[Exercise prompt]: Look through the records, and whenever a line includes the word "description", copy it.

[Component data from apps and pages]

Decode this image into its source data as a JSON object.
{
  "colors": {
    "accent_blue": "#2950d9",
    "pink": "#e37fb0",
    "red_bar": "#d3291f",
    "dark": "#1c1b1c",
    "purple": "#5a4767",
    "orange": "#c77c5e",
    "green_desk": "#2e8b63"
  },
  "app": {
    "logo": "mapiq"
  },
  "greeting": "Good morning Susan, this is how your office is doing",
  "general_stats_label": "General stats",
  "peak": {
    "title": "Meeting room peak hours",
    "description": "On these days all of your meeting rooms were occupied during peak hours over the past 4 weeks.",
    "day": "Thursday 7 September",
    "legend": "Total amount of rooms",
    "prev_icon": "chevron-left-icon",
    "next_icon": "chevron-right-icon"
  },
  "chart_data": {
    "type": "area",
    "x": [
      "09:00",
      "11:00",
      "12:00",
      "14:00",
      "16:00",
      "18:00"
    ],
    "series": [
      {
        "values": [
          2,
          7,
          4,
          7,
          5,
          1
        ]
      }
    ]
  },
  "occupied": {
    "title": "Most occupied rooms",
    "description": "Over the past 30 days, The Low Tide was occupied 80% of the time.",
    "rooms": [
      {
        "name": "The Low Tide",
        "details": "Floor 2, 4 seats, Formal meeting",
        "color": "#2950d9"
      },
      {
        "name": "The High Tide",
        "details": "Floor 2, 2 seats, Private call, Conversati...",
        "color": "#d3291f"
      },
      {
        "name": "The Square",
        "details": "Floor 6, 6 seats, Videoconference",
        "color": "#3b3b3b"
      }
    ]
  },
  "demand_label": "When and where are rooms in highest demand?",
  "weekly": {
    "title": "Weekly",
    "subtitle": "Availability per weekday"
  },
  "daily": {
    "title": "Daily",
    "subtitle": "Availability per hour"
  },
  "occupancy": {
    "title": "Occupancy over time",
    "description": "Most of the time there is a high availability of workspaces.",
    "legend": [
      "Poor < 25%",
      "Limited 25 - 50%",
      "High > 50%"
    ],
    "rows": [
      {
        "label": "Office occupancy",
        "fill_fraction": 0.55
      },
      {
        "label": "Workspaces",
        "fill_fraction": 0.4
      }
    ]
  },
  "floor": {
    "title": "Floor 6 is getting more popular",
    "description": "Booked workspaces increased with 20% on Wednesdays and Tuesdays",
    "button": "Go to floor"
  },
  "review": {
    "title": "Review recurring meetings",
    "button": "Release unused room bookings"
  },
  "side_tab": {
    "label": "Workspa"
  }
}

[Response below]:
    "description": "On these days all of your meeting rooms were occupied during peak hours over the past 4 weeks.",
    "description": "Over the past 30 days, The Low Tide was occupied 80% of the time.",
    "description": "Most of the time there is a high availability of workspaces.",
    "description": "Booked workspaces increased with 20% on Wednesdays and Tuesdays",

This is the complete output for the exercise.